Students in the new Archer Dietetics Foods Lab

Newly-opened Archer Dietetics Foods Lab to benefit AU's growing dietetics program

Published on Oct. 14, 2022
College of Nursing & Health Sciences

As the name indicates, the new Archer Dietetics Foods Lab will benefit the dietetics program at Ashland University.

But it should also be a positive for the rest of the university, the community and even other Ohio colleges.

“We envision using this space for other things because it’s not all about dietetics,” Denise Reed, director of AU’s dietetics program, said recently in the 2,000-square-foot renovation with the other full-time dietetics faculty member, David Vanata.

The new lab opened at the start of the semester on the lower level of the John C. Myers Convocation Center in the former Accent Room restaurant space and already has been the site of two introductory nutrition classes.

The facility has eight instructional stations, a teaching station, flexible preparation tables and a sizable pantry area. It coincides with the dietetics program’s 10th graduating class this academic year.

“The dietetics program now has a facility that is commensurate with the quality of instruction,” said Rick Ewing, vice president of operations and planning at AU. “This lab may also be used in a variety of ways, including cooking classes and culinary demonstrations.”

Designed by the DesignGroup Architects and constructed by the Adena Corp., the project took about eight months to complete and cost around $900,000 with a large portion of the funds gifted by donors Bob and Jan Archer.

“We are grateful to Bob and Jan Archer for funding our new dietetics foods lab at Ashland University,” AU President Carlos Campo said. “This new lab is a state-of-the-art facility that will help students along their career paths for years to come.

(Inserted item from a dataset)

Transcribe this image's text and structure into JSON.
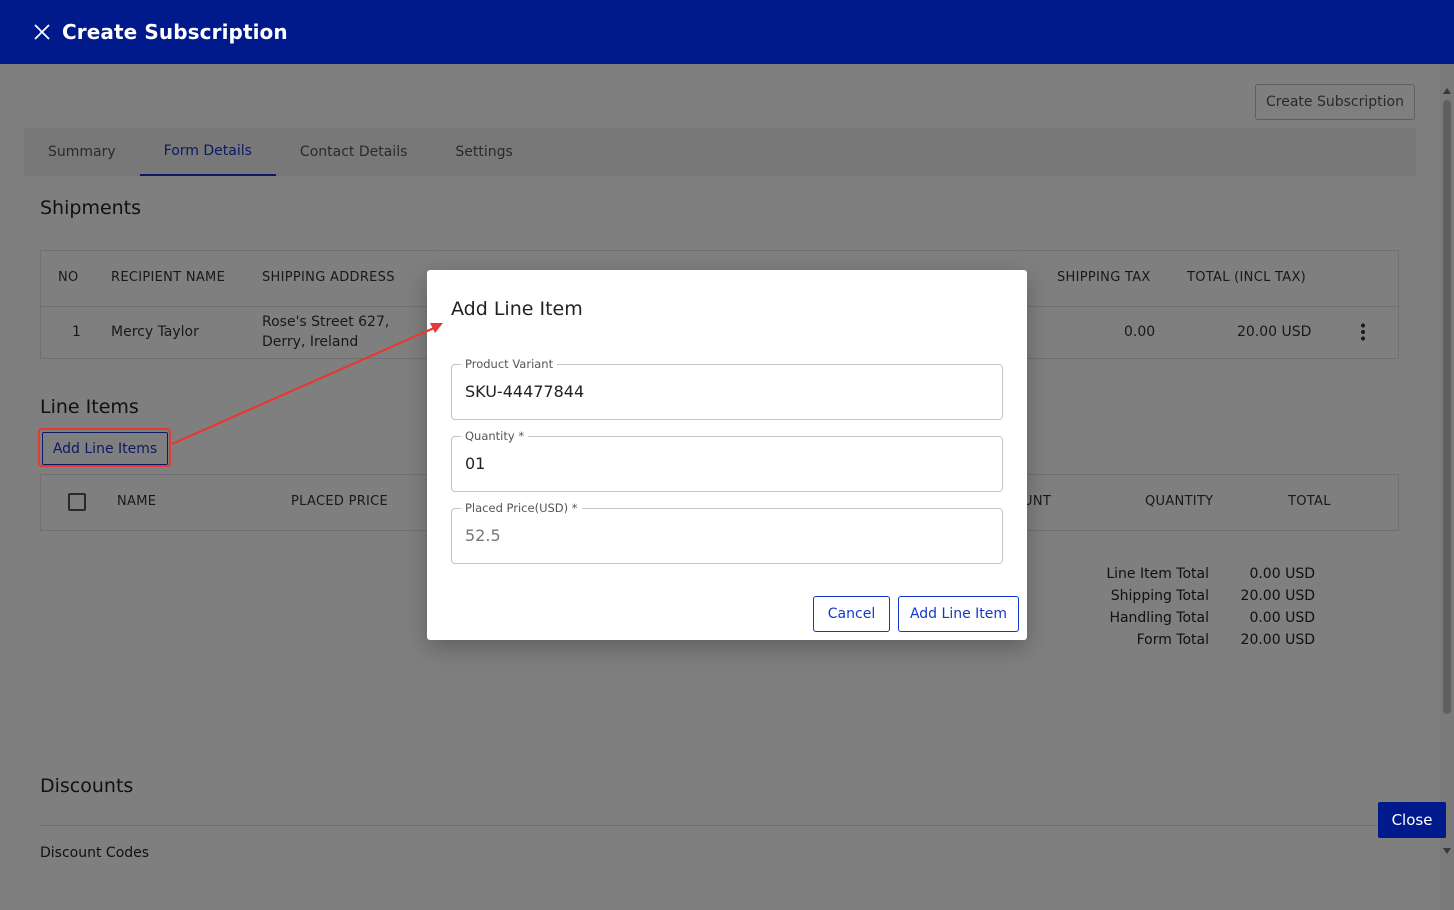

We know that dietetics is a growing field in the U.S., and promoting healthy lifestyles is part of our emphasis on wellness at AU.”

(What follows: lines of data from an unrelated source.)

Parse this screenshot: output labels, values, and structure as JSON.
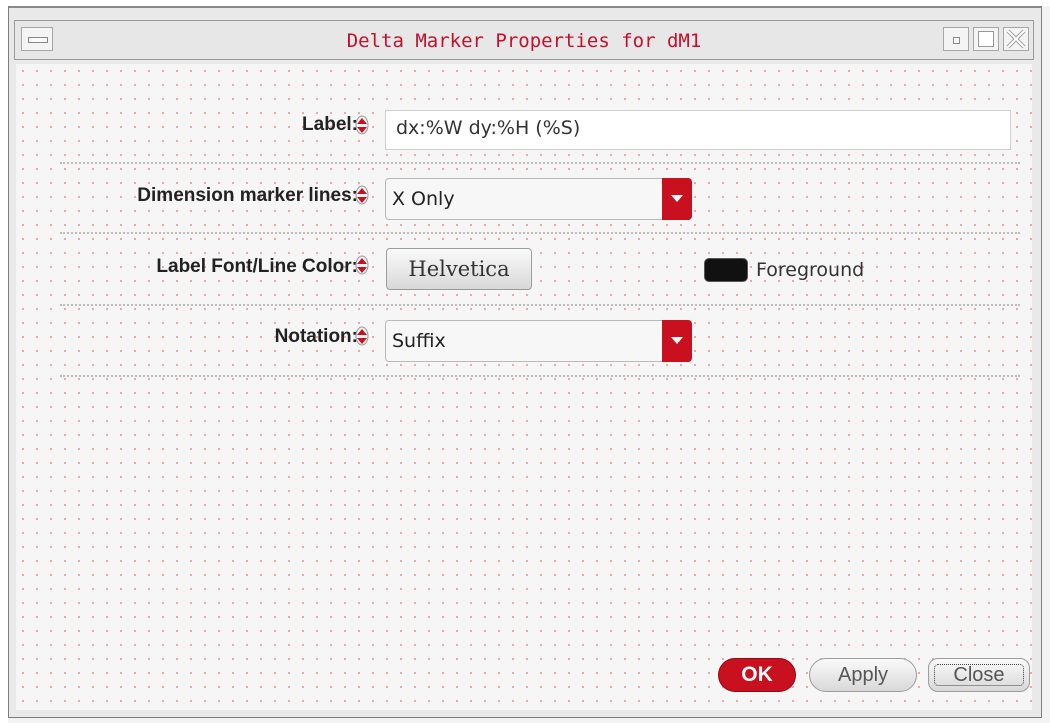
{
  "window": {
    "title": "Delta Marker Properties for dM1"
  },
  "form": {
    "label": {
      "label": "Label:",
      "value": "dx:%W dy:%H (%S)"
    },
    "dimension_marker_lines": {
      "label": "Dimension marker lines:",
      "selected": "X Only"
    },
    "label_font_line_color": {
      "label": "Label Font/Line Color:",
      "font_button": "Helvetica",
      "color_name": "Foreground",
      "color_swatch": "#111111"
    },
    "notation": {
      "label": "Notation:",
      "selected": "Suffix"
    }
  },
  "buttons": {
    "ok": "OK",
    "apply": "Apply",
    "close": "Close"
  },
  "colors": {
    "accent": "#c8101e",
    "title_text": "#c4102c",
    "dots": "#ee9a9a"
  },
  "icons": {
    "window_menu": "window-menu-icon",
    "minimize": "minimize-icon",
    "maximize": "maximize-icon",
    "close": "close-x-icon",
    "spin": "spin-arrow-icon"
  }
}
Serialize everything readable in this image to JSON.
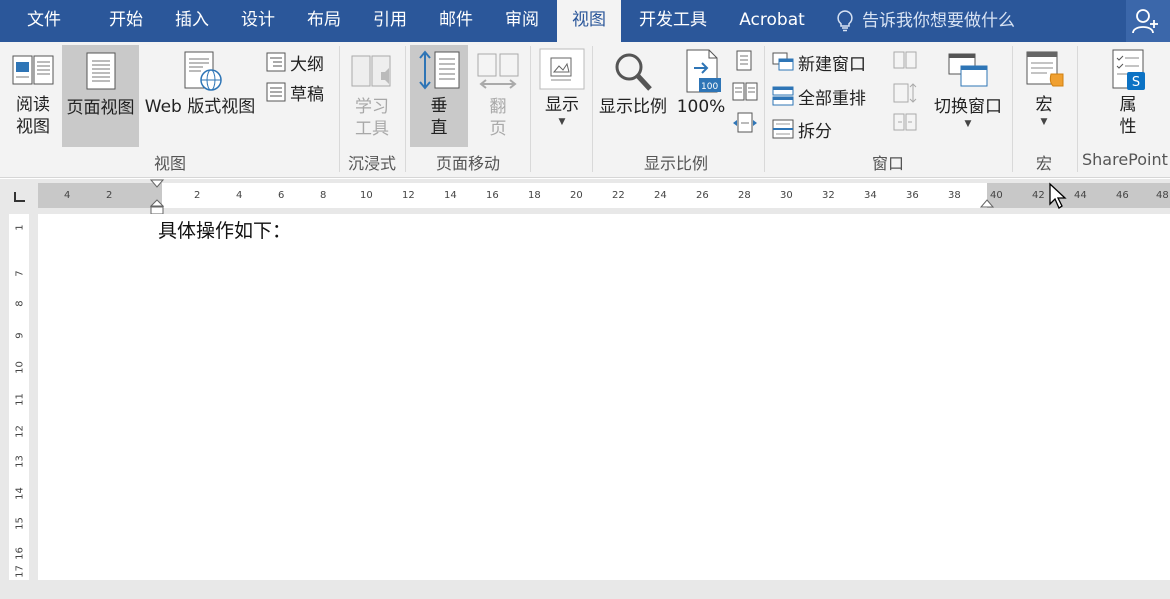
{
  "tabs": [
    "文件",
    "开始",
    "插入",
    "设计",
    "布局",
    "引用",
    "邮件",
    "审阅",
    "视图",
    "开发工具",
    "Acrobat"
  ],
  "active_tab": "视图",
  "tell_me": "告诉我你想要做什么",
  "ribbon": {
    "views": {
      "read_mode": [
        "阅读",
        "视图"
      ],
      "print_layout": "页面视图",
      "web_layout": "Web 版式视图",
      "outline": "大纲",
      "draft": "草稿",
      "group": "视图"
    },
    "immersive": {
      "learning_tools": [
        "学习",
        "工具"
      ],
      "group": "沉浸式"
    },
    "page_movement": {
      "vertical": [
        "垂",
        "直"
      ],
      "side_to_side": [
        "翻",
        "页"
      ],
      "group": "页面移动"
    },
    "show": {
      "label": "显示"
    },
    "zoom": {
      "zoom": "显示比例",
      "percent_100": "100%",
      "percent_badge": "100",
      "group": "显示比例"
    },
    "window": {
      "new_window": "新建窗口",
      "arrange_all": "全部重排",
      "split": "拆分",
      "switch_windows": "切换窗口",
      "group": "窗口"
    },
    "macros": {
      "label": "宏",
      "group": "宏"
    },
    "sharepoint": {
      "properties": [
        "属",
        "性"
      ],
      "group": "SharePoint"
    }
  },
  "ruler": {
    "left_ticks": [
      "4",
      "2"
    ],
    "right_ticks": [
      "2",
      "4",
      "6",
      "8",
      "10",
      "12",
      "14",
      "16",
      "18",
      "20",
      "22",
      "24",
      "26",
      "28",
      "30",
      "32",
      "34",
      "36",
      "38",
      "40",
      "42",
      "44",
      "46",
      "48"
    ]
  },
  "vruler": [
    "1",
    "7",
    "8",
    "9",
    "10",
    "11",
    "12",
    "13",
    "14",
    "15",
    "16",
    "17"
  ],
  "document": {
    "text": "具体操作如下："
  },
  "colors": {
    "brand": "#2b579a",
    "ribbon": "#f3f3f3",
    "accent_blue": "#2e75b6"
  }
}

As a program to promote wellness on campus, the new foods lab was used recently for interested faculty and staff to learn about preparing budget-friendly meals.

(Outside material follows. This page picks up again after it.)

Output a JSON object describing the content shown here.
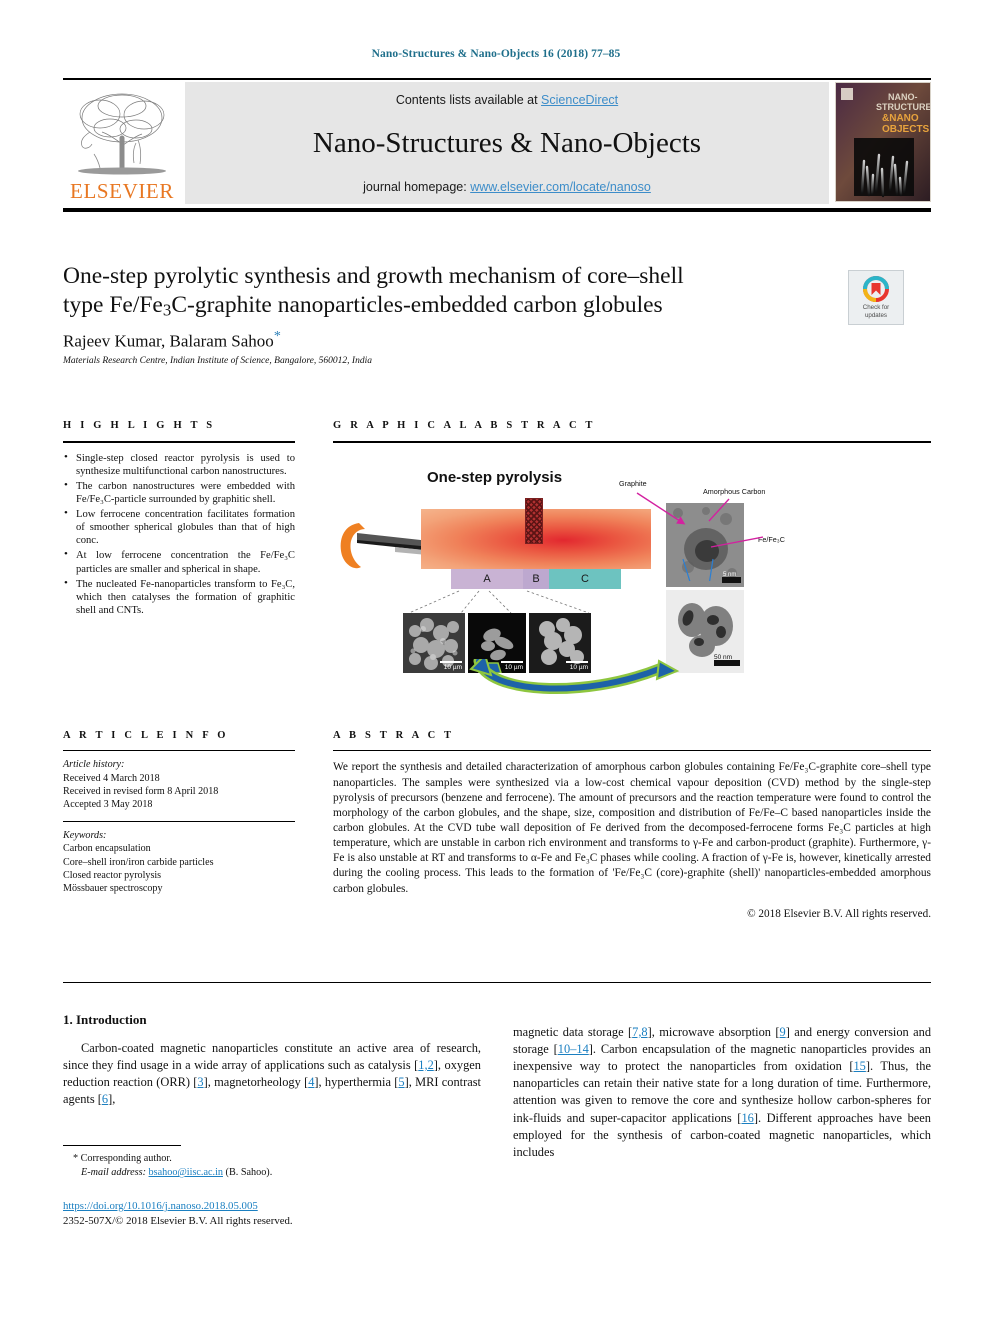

Like that event, Reed and Vanata said anything taking place in the lab will be run by one or both of them or dietetics students.

“We will make them experiential learning experiences for our students,” Reed said.

That’s just one of the many ways the lab will help the dietetics program.

Being able to teach students in a space utilizing equipment they will see when they get into a professional dietetics field is another advantage.

Vanata said the space where they were teaching at the Kates Center was antiquated and was a difficult selling point for recruiting students.

“This is going to be a tremendous recruiting tool for us,” Vanata said. “It also shows the university believes in the program.”

While they expect the new lab to help grow the numbers, Reed and Vanata said its accreditation only allows for about 100 dietetics majors. The program went through accreditation last year, so it is accredited through 2028.

That doesn’t mean no more than 100 students can use the lab during an academic year. Lots of students with other majors are taking the introductory nutrition classes in the lab this semester and a dietetics minor is returning, according to Reed and Vanata.

“If all goes to plan, as early as next year, students can start taking the classes for a dietetics minor,” Reed said. “It allows a lot of our other health science majors to minor in it and business majors who want to go into the hospitality/food field.”

“Even sport management majors want to minor in it,” Vanata said. “I can see that minor getting big.”

They’re also looking to add a lab component for hospitality classes next academic year and the physician assistant program is interested in dietetics doing some nutrition classes with hands-on work, Reed said.

And they are also looking into meal-prep classes for student-athletes, Vanata added.

Even classes where the cooking equipment isn’t needed, Reed and Vanata said they want them to take place in the lab as much as possible. Most dietetics classes without cooking are now taught at the Rec Center.

More than a bachelor’s degree is needed to become a certified dietitian, which includes not only clinical dietitians in hospitals and nursing homes but also dietitians who work with eating disorders and sports nutrition. A supervised internship and a graduate degree also are required after earning a bachelor’s degree.

“We are the foundation,” Reed said. “Our job is to get our students ready for the next step toward that credential.”

Ashland University administrators have heard from larger universities that they want AU grads because of how good they are, according to Reed and Vanata.

“We’ve always known that we’ve had strong graduates,” Vanata said. “The schools they are doing internships at are top-notch programs and they are asking for our students to sign up. All the other places (with dietetics graduate programs and internships) regionally know about us and respect our students.”

The new foods lab should produce even more quality students from AU, which will help the larger universities’ dietetics graduate programs.

And for some students, going through a dietetics undergrad program at a smaller university like Ashland is something they prefer. It allows them a better chance to receive more personal instruction and to participate in a sport or another extracurricular than at a larger school. AU is one of the few smaller universities in Ohio with a dietetics program, Reed said.

With more jobs than dietitians to fill them, the dietetics field is growing and having a new state-of-the-art foods lab should help AU and its dietetics program thrive.

“Nutrition education is in demand,” Vanata said. “Nutrition touches every aspect of life.”